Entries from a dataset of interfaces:

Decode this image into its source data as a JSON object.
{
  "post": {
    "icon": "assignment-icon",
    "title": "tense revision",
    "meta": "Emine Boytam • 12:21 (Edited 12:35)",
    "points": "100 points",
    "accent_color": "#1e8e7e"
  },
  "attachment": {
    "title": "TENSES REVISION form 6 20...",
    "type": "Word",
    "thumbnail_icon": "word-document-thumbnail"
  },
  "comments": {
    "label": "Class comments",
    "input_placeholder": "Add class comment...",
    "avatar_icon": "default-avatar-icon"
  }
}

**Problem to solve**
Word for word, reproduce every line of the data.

**Answer area**
Decode this image into its source data as a JSON object.
{
  "post": {
    "icon": "assignment-icon",
    "title": "tense revision",
    "meta": "Emine Boytam • 12:21 (Edited 12:35)",
    "points": "100 points",
    "accent_color": "#1e8e7e"
  },
  "attachment": {
    "title": "TENSES REVISION form 6 20...",
    "type": "Word",
    "thumbnail_icon": "word-document-thumbnail"
  },
  "comments": {
    "label": "Class comments",
    "input_placeholder": "Add class comment...",
    "avatar_icon": "default-avatar-icon"
  }
}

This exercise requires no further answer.